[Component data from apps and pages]

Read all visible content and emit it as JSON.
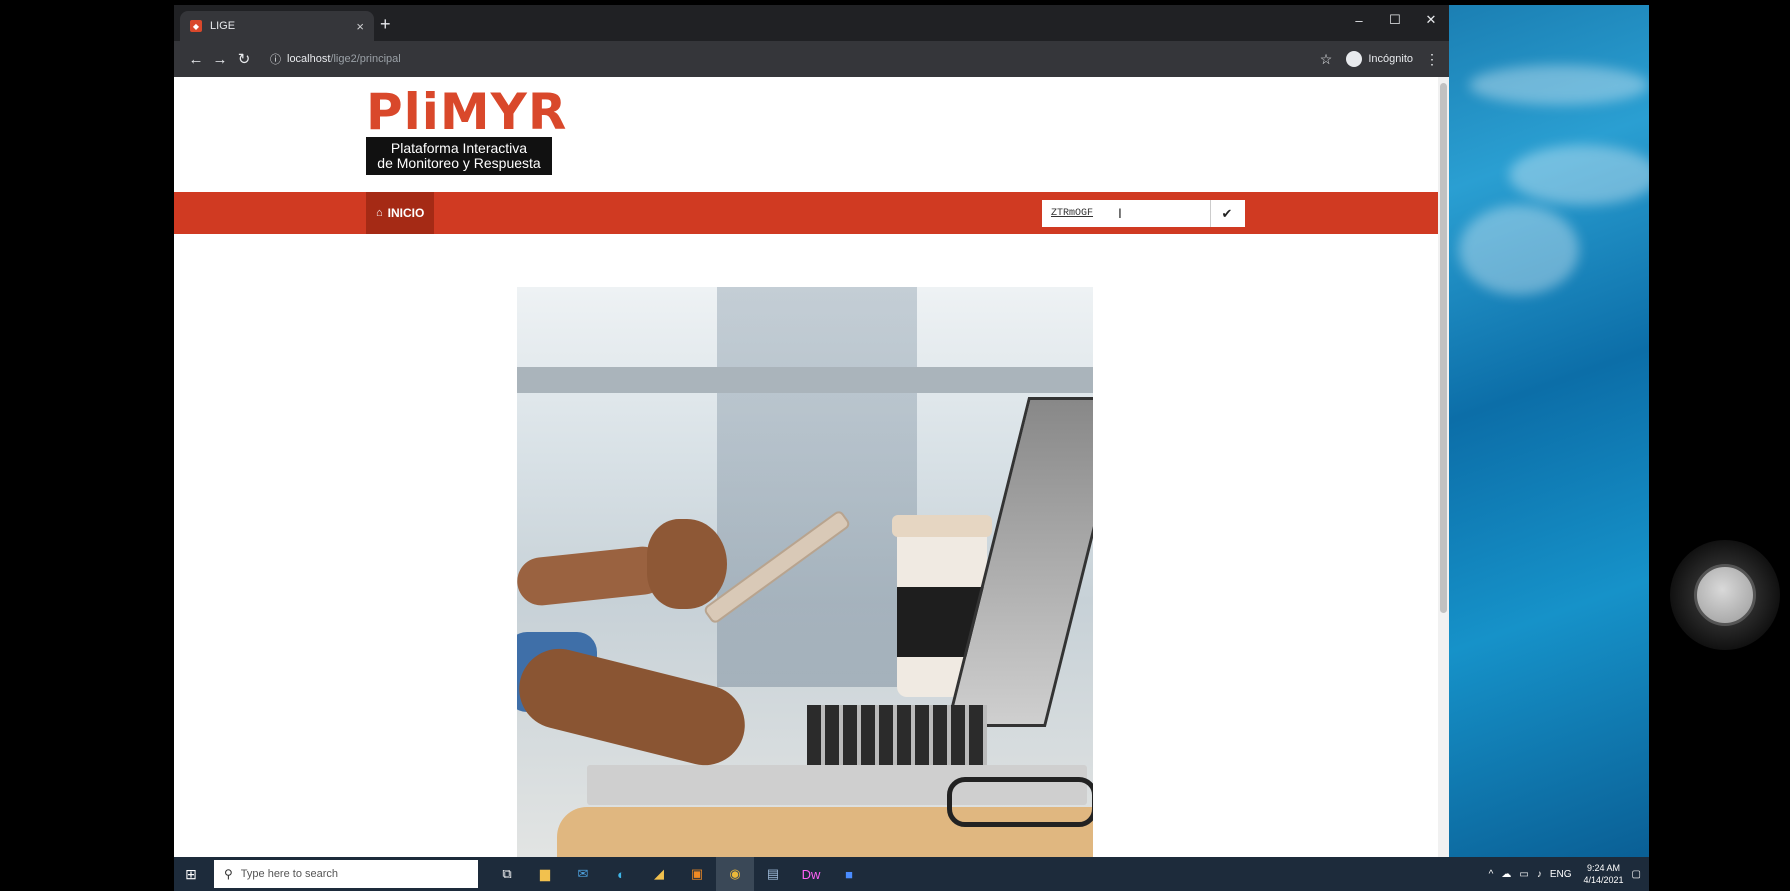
{
  "browser": {
    "tab_title": "LIGE",
    "tab_close": "×",
    "new_tab": "+",
    "url_host": "localhost",
    "url_path": "/lige2/principal",
    "incognito_label": "Incógnito",
    "win_minimize": "–",
    "win_maximize": "☐",
    "win_close": "✕"
  },
  "site": {
    "logo_word": "PliMYR",
    "logo_sub_line1": "Plataforma Interactiva",
    "logo_sub_line2": "de Monitoreo y Respuesta",
    "nav_home_label": "INICIO",
    "code_value": "ZTRmOGF",
    "submit_icon": "check-icon",
    "brand_color": "#d03a22"
  },
  "taskbar": {
    "search_placeholder": "Type here to search",
    "lang": "ENG",
    "time": "9:24 AM",
    "date": "4/14/2021"
  }
}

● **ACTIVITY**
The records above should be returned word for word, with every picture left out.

● **OUTPUT OF THE TASK**
Read all visible content and emit it as JSON.
{
  "browser": {
    "tab_title": "LIGE",
    "tab_close": "×",
    "new_tab": "+",
    "url_host": "localhost",
    "url_path": "/lige2/principal",
    "incognito_label": "Incógnito",
    "win_minimize": "–",
    "win_maximize": "☐",
    "win_close": "✕"
  },
  "site": {
    "logo_word": "PliMYR",
    "logo_sub_line1": "Plataforma Interactiva",
    "logo_sub_line2": "de Monitoreo y Respuesta",
    "nav_home_label": "INICIO",
    "code_value": "ZTRmOGF",
    "submit_icon": "check-icon",
    "brand_color": "#d03a22"
  },
  "taskbar": {
    "search_placeholder": "Type here to search",
    "lang": "ENG",
    "time": "9:24 AM",
    "date": "4/14/2021"
  }
}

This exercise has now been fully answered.